By Kathryn Baxter
When I started tenth grade at a new school, a fellow student offered to show me the ropes. In those awkward moments of early adolescence, she and I grew close. Since then, we’ve never not been best friends. We have lived in different cities, states, countries and hemispheres, but we’ve always been together - if only in spirit.
I recently started thinking about what it really means to me to be a best friend.
She might tell you about the day we were in our school library and she learned difficult news. She might tell you that when she started crying, I sat at her feet and held her hands and knees, staring at her, giving her a place to look while she cried.
I would tell you that this person, my friend, was sharing her scary pain and I didn’t know what else to do but be with her, silently.
For years, we mirrored each other’s pain and fear and confusion. And joy. There was so much joy. So much love. We started calling each other a third parent. We started celebrating the anniversary of our friendship.

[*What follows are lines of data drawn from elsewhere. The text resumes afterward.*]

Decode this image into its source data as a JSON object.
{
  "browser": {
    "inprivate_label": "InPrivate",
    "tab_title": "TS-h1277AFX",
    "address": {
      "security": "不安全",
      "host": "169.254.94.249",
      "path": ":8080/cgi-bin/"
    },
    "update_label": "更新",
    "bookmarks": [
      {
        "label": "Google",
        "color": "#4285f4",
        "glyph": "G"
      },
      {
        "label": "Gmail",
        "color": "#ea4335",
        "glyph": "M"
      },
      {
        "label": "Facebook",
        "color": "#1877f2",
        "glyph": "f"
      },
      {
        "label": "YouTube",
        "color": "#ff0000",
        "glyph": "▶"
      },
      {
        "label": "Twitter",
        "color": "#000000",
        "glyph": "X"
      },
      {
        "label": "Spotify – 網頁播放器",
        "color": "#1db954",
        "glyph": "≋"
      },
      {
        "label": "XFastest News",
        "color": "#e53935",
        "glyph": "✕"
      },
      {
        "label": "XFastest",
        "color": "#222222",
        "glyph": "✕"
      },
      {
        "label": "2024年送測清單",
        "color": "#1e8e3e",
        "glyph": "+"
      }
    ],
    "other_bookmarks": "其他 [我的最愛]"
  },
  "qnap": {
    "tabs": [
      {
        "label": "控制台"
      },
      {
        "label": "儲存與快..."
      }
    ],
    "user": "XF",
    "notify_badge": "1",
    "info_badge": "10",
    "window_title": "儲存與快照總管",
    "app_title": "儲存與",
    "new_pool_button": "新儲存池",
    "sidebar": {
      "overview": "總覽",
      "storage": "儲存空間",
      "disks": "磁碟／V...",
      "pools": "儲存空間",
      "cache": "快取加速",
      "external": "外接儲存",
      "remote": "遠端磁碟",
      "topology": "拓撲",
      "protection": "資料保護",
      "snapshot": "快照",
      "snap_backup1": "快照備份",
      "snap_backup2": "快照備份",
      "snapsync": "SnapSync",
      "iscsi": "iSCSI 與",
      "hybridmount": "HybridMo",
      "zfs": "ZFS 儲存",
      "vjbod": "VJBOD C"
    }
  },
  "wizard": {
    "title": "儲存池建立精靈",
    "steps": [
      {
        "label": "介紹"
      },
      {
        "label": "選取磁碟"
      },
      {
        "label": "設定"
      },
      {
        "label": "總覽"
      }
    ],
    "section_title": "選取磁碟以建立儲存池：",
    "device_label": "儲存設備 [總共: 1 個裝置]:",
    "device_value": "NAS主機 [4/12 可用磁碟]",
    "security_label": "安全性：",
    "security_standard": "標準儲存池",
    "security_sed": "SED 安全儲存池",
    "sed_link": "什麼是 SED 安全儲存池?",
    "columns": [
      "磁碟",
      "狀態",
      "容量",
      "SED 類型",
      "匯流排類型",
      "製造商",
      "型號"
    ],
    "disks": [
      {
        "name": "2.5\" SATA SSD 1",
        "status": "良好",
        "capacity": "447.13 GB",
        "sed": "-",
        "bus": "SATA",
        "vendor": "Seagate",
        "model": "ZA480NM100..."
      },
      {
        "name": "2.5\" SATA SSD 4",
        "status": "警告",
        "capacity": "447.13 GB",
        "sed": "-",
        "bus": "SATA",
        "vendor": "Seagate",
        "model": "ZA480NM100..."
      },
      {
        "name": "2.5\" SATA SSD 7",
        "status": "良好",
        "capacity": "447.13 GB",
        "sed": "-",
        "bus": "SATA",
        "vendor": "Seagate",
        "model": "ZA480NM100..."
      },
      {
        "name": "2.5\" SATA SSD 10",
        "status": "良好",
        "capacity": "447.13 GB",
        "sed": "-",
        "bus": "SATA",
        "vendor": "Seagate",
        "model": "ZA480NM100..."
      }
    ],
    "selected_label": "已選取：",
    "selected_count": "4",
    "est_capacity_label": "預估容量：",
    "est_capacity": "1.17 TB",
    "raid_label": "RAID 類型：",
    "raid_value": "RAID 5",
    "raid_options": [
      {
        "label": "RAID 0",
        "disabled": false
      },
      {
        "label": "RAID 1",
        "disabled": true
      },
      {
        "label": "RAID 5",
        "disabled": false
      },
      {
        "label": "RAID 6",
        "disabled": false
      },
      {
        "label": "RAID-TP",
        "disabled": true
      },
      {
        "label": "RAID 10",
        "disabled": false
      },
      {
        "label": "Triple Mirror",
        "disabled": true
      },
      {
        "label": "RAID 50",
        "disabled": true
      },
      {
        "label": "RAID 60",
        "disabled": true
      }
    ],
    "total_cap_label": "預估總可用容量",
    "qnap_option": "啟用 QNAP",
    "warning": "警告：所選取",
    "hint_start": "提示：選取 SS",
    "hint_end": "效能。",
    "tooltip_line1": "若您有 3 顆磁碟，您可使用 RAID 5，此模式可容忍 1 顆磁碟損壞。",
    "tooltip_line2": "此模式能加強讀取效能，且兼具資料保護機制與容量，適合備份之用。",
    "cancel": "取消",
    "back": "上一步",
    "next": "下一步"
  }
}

She crocheted me a scarf. We shared mixtapes and burned playlists. I made her collages. She shared her artwork with me. I shared my writing with her.
When we were nineteen, we imagined we could raise a child together, like a family – but different. By then we had witnessed so much together. Her mother left. My brother ran off. Her grandfather died. My mother lost her job and her home. My heart had been broken - again. Her heart had been broken - again.
When we needed advice, when we needed to be witnessed by the one person who has been there through so much, we turned to each other.
When she fell in love, her heart trembled at the thought of forever being with someone; and forever being without that someone. And she started wanting a child for real.
When she told me I would be her baby’s godmother, my eyes grew large and reflected all the light she shined onto me. I started to imagine how I would aim that reflection to a new person.
I thought of what we were like, teenagers, side-by-side. I think of how quickly her son will be the age she and I were when we first met.
Over twenty years ago, we fell into a kind of innocent love with each other and we never fell out of that love, even when we are cities and states and countries and hemispheres apart.
I feel my heartbeat, and I want her baby to fall asleep against it one day. And I count down the days to meet this brand new person coming from one of the few people I’ve known for so, so long.